In a statement on Tuesday, the agency said it authorized a batch of the J&J vaccine made at a facility in Baltimore run by Emergent BioSolutions, bringing the total number of FDA-authorized J&J batches made at the facility to three.
The FDA did not specify how many doses were in the new batch authorized under the emergency use authorization (EUA).
Federal authorities in April halted production of the J&J vaccine at the site after they discovered that ingredients from AstraZeneca’s COVID-19 vaccine, also being produced at the plant at the time, contaminated a batch of J&J’s vaccine.
An FDA inspection also turned up a long list of sanitary problems and bad manufacturing practices at the Emergent plant. J&J was put in charge of manufacturing at the plant and AstraZeneca’s shot is no longer being made there.
The agency said in its latest announcement that it “conducted a thorough review of facility records and the results of quality testing performed by the manufacturer.”
“Based on this review and considering the current COVID-19 public health emergency, the FDA has concluded that these batches are suitable for use,” the FDA said. It added that while it “is not yet ready” to include the Baltimore facility as an authorized manufacturer in the EUA, it “continues to work through issues there with Janssen and Emergent BioSolutions management.”
Emergent BioSolutions said in a statement to news outlets late Tuesday that it welcomes the new authorization. “We remain committed to addressing the FDA’s observations in order to resume production as soon as possible and look forward to continuing our work to end this pandemic,” the company added.
In April, the FDA and the Centers for Disease Control and Prevention (CDC) recommended a pause in the J&J vaccine amid several reports of blood clots. The two health bodies later that month advised that administration of the vaccine could resume, but attached warnings to their recommendations, including advice about possible risks.
The J&J vaccine is developed by the company’s subsidiary, Janssen Pharmaceutical Companies. Like the AstraZeneca vaccine, it is based on a new technology that uses a modified version of adenoviruses, which cause the common cold, as vectors to ferry instructions to human cells.

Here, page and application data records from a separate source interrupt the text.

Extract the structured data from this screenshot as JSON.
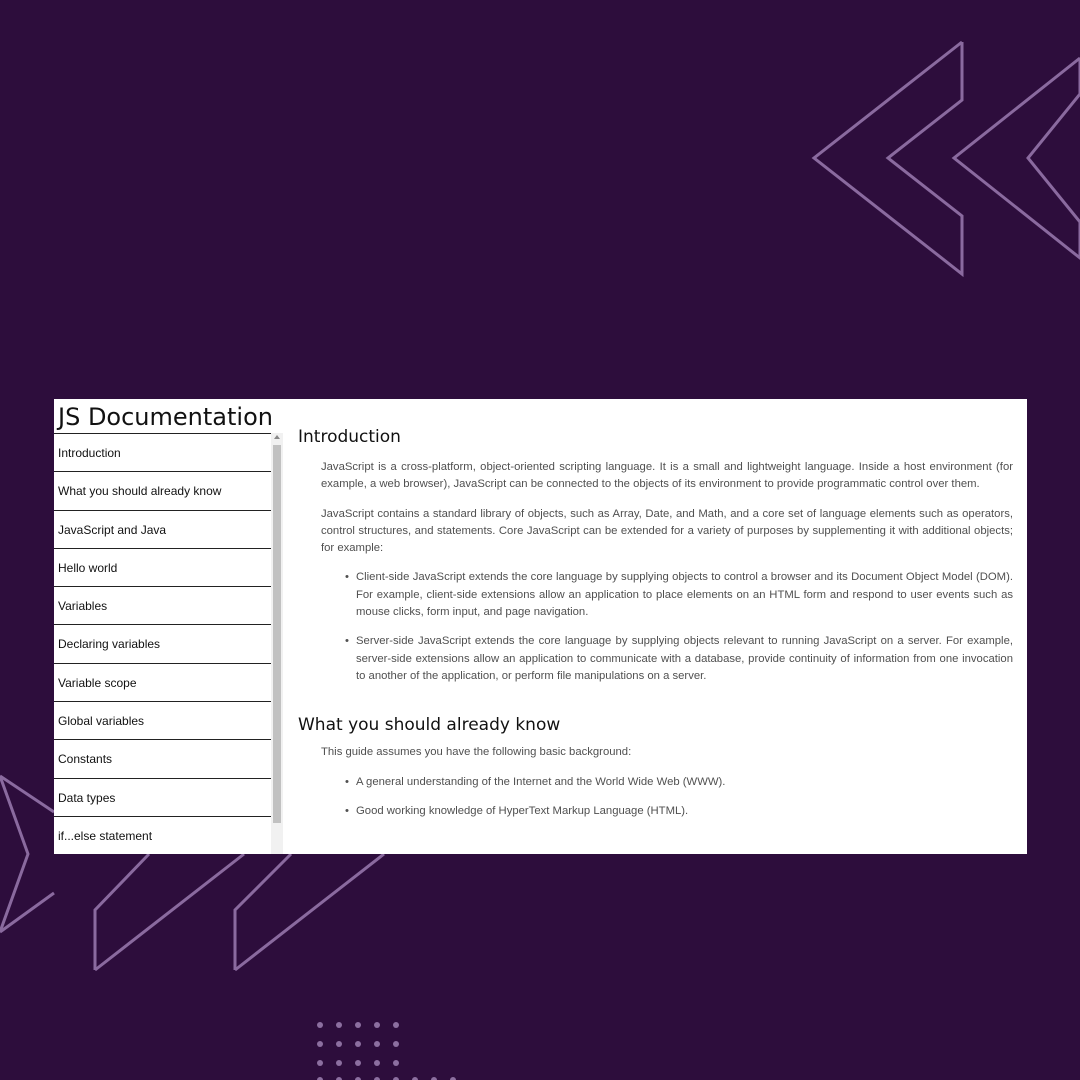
{
  "colors": {
    "background": "#2d0d3c",
    "accent_lines": "#8a6a9f",
    "panel": "#ffffff"
  },
  "sidebar": {
    "title": "JS Documentation",
    "items": [
      "Introduction",
      "What you should already know",
      "JavaScript and Java",
      "Hello world",
      "Variables",
      "Declaring variables",
      "Variable scope",
      "Global variables",
      "Constants",
      "Data types",
      "if...else statement"
    ]
  },
  "main": {
    "sections": [
      {
        "title": "Introduction",
        "paragraphs": [
          "JavaScript is a cross-platform, object-oriented scripting language. It is a small and lightweight language. Inside a host environment (for example, a web browser), JavaScript can be connected to the objects of its environment to provide programmatic control over them.",
          "JavaScript contains a standard library of objects, such as Array, Date, and Math, and a core set of language elements such as operators, control structures, and statements. Core JavaScript can be extended for a variety of purposes by supplementing it with additional objects; for example:"
        ],
        "bullets": [
          "Client-side JavaScript extends the core language by supplying objects to control a browser and its Document Object Model (DOM). For example, client-side extensions allow an application to place elements on an HTML form and respond to user events such as mouse clicks, form input, and page navigation.",
          "Server-side JavaScript extends the core language by supplying objects relevant to running JavaScript on a server. For example, server-side extensions allow an application to communicate with a database, provide continuity of information from one invocation to another of the application, or perform file manipulations on a server."
        ]
      },
      {
        "title": "What you should already know",
        "paragraphs": [
          "This guide assumes you have the following basic background:"
        ],
        "bullets": [
          "A general understanding of the Internet and the World Wide Web (WWW).",
          "Good working knowledge of HyperText Markup Language (HTML)."
        ]
      }
    ]
  }
}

J&J scientists have refuted the idea that the design of the vaccine is linked to clots.
Reuters contributed to this report.
From The Epoch Times